(HealthDay News) — A novel mechanism has been proposed for the role of exercise in mitigating the detrimental impact of a fast-food diet in mice, via prevention of cellular senescence, according to an experimental study published in Diabetes.
Marissa J. Schafer, PhD, from the Mayo Clinic in Rochester, Minnesota, and colleagues examined the extent to which diet and exercise affect the behavior and accretion of senescent cells within distinct tissues. Using transgenic mice that express enhanced green fluorescent protein (EGFP) in response to activation of the senescence-associated p16INK4a promoter, the authors examined whether exercise prevents senescent cell accumulation and systemic metabolic dysfunction induced by a fast-food diet.
The researchers demonstrated that fast-food diet consumption caused deleterious changes in body weight and composition, and in measures of physical, cardiac, and metabolic health. A fast-food diet correlated with increases in several markers of senescence, including p16, EGFP, senescence-associated β-galactosidase, and the senescence-associated secretory phenotype (SASP), specifically in visceral adipose tissue.
Exercise was found to prevent the accumulation of senescent cells and SASP expression. Following long-term fast-food diet-feeding, exercise correlated with reductions in senescent phenotype markers in visceral adipose tissue, and attenuated physical impairments.
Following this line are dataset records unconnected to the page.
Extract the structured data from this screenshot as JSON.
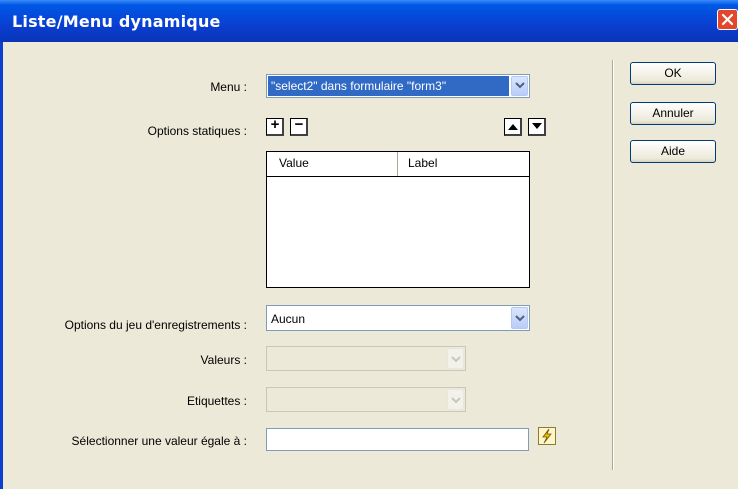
{
  "window": {
    "title": "Liste/Menu dynamique"
  },
  "form": {
    "menu_label": "Menu :",
    "menu_value": "\"select2\" dans formulaire \"form3\"",
    "options_statiques_label": "Options statiques :",
    "add_symbol": "+",
    "remove_symbol": "−",
    "columns": [
      "Value",
      "Label"
    ],
    "rows": [],
    "recordset_label": "Options du jeu d'enregistrements :",
    "recordset_value": "Aucun",
    "valeurs_label": "Valeurs :",
    "valeurs_value": "",
    "etiquettes_label": "Etiquettes :",
    "etiquettes_value": "",
    "select_value_label": "Sélectionner une valeur égale à :",
    "select_value_value": ""
  },
  "buttons": {
    "ok": "OK",
    "annuler": "Annuler",
    "aide": "Aide"
  },
  "icons": {
    "close": "close-icon",
    "move_up": "triangle-up-icon",
    "move_down": "triangle-down-icon",
    "dynamic_data": "lightning-bolt-icon"
  },
  "colors": {
    "titlebar": "#0a3fd1",
    "dialog_bg": "#ece9d8",
    "close_button": "#e2462c"
  }
}
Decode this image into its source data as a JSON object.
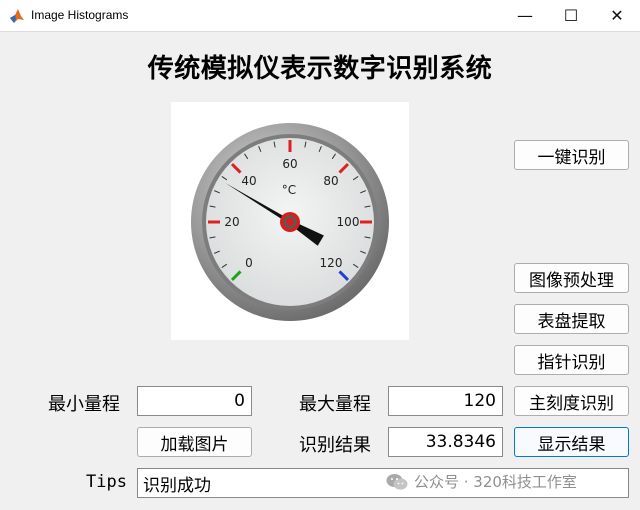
{
  "window": {
    "title": "Image Histograms",
    "minimize": "—",
    "maximize": "☐",
    "close": "✕"
  },
  "heading": "传统模拟仪表示数字识别系统",
  "gauge": {
    "unit": "°C",
    "scale_labels": [
      "0",
      "20",
      "40",
      "60",
      "80",
      "100",
      "120"
    ],
    "min": 0,
    "max": 120,
    "needle_value": 33.8346,
    "colors": {
      "face": "#e6e8e8",
      "bezel": "#8c8c8c",
      "needle": "#111111",
      "hub": "#d62020",
      "marks_red": "#e02020",
      "mark_green": "#1aa51a",
      "mark_blue": "#1f3fd8"
    }
  },
  "buttons": {
    "one_click": "一键识别",
    "preprocess": "图像预处理",
    "dial_extract": "表盘提取",
    "pointer_recog": "指针识别",
    "main_scale_recog": "主刻度识别",
    "load_image": "加载图片",
    "show_result": "显示结果"
  },
  "fields": {
    "min_range_label": "最小量程",
    "min_range_value": "0",
    "max_range_label": "最大量程",
    "max_range_value": "120",
    "result_label": "识别结果",
    "result_value": "33.8346",
    "tips_label": "Tips",
    "tips_value": "识别成功"
  },
  "watermark": {
    "text": "公众号 · 320科技工作室",
    "icon": "wechat-icon"
  }
}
“These findings highlight a novel mechanism by which exercise mediates its beneficial effects and reinforce the impact of modifiable lifestyle choices on health span,” the researchers wrote.